jonathanprozzi.net — No updates since last time for his personal site. Was burned out after a lot of frustration with Gatsby + WordPress headless. Got to the point of feeling helpless and like he couldn't figure out how to progress. Started porting to Next.js and has some renewed energy because he is making progress and enjoying it.
martymcgui.re — Went to IndieWebCamp NYC! Didn't do anything new for his site, but did manage to write a post full of project ideas that he came away with. Really interested in using free services like Glitch (for server-side processing), Neocities (static file hosting), and Cloudinary (make thumbnail images from those giant originals) to make IndieWeb building blocks that people without coding experience could combine to make their own sites. Currently thinking of building a Micropub Media Endpoint that handles dynamic image resizing to see how this approach works.
- Ideas from the IndieWebCamp NYC Organizer's meeting about "messaging" for Homebrew Website Clubs. The name is often confusing or off-putting for newcomers, and oddly self-selecting for those that "get it". Thinking about rebranding to "Indie Web Meetup" – evokes "independent web" and a meetup is more inviting than a "club" which might have membership requirements.
- Talked a lot about how many folks who come to HWC are WordPress users and how we might do better by them if we made it more clear that we are here to help them power up their WordPress sites.
- Or even go a step further and simply offer to get people started with or improve their existing personal site.
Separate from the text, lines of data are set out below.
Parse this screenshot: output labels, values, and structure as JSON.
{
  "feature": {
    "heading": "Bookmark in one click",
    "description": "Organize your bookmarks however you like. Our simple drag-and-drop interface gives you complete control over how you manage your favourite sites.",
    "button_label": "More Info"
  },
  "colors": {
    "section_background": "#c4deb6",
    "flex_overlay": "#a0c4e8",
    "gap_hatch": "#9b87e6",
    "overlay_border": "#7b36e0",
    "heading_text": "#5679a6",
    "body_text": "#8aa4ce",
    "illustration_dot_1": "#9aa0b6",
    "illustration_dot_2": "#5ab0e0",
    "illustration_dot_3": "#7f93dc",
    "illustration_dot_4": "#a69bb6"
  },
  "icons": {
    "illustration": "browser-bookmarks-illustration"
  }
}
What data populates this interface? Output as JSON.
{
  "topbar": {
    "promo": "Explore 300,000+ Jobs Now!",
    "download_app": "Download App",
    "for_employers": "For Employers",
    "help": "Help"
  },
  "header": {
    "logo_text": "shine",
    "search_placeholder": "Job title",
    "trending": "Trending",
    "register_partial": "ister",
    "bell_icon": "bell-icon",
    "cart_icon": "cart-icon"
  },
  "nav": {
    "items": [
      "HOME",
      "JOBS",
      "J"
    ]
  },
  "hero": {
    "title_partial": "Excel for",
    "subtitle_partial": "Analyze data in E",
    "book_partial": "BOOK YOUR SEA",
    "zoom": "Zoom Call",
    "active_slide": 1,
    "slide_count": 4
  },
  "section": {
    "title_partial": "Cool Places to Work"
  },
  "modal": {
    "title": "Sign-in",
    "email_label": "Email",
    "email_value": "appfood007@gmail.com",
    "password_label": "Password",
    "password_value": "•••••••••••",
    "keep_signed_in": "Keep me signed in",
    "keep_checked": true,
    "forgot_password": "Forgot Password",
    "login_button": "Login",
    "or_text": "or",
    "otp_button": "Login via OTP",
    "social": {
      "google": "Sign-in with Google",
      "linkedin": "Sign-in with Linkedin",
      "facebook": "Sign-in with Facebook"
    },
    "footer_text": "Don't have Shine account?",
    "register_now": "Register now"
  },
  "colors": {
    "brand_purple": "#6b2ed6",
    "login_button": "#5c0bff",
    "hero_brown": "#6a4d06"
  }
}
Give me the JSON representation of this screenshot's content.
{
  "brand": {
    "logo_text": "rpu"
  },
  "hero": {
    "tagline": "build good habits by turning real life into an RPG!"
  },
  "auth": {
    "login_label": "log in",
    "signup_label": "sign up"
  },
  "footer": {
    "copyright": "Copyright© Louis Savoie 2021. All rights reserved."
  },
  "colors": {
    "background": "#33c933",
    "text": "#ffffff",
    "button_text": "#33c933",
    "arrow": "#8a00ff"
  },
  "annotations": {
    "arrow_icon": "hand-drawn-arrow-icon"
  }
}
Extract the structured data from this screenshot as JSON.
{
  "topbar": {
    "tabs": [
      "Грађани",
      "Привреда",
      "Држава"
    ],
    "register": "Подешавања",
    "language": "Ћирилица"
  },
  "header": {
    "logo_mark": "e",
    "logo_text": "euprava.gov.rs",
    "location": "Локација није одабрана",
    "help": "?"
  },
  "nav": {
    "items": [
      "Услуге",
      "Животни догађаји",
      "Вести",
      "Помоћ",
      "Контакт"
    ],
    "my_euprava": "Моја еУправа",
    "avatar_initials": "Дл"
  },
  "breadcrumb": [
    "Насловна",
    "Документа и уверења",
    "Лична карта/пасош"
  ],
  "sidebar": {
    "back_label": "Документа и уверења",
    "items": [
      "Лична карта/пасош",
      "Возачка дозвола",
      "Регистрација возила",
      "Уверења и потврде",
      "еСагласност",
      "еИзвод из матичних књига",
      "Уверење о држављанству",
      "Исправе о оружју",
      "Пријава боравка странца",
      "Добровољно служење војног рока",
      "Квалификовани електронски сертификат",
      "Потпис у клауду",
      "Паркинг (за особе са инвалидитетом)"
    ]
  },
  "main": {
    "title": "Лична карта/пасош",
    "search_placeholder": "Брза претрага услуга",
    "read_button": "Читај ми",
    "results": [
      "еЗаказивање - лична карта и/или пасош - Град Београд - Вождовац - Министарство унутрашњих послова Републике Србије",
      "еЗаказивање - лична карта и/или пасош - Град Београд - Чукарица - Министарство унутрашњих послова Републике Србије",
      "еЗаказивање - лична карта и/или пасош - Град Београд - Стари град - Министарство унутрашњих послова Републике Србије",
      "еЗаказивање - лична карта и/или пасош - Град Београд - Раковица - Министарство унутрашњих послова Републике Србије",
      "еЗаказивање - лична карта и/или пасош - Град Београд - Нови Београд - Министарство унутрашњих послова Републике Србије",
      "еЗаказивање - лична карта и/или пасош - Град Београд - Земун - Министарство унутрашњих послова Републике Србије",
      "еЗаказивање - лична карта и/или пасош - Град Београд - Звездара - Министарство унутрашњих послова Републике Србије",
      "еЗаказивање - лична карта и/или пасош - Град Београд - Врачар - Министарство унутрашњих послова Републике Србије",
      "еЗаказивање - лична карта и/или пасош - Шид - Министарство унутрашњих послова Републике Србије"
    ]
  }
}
If we can get people to the meetups, no matter the skill level, we can get them started: sign-up for micro.blog to get going right away, put a simple static HTML page up on glitch or GitHub, dive into WordPress, etc.
- First steps may be to think of it more like an open hours help desk. The "price" of getting help can be to write up all the steps followed, as a way of documenting steps for future folks who might need it. The goal would be to have folks come and actually leave with something accomplished.
Also talked about difficulties with estimating the limitations of tools before you invest a bunch of time in learning to use it and understand it deeply. Jonathan's experience with Gatsby was a prime example – ultimately he needed it to do something it didn't support well, but it took a lot of frustration to find out that the issue was with the tool being a bad fit for the problem.
This ended up being a very organizer-y meta meeting. It was nice to be able to check in with ourselves about this meetup and its future. We are excited to continue to evolve! We look forward to seeing you at our next meetup on Tuesday, October 16th at 7:30pm!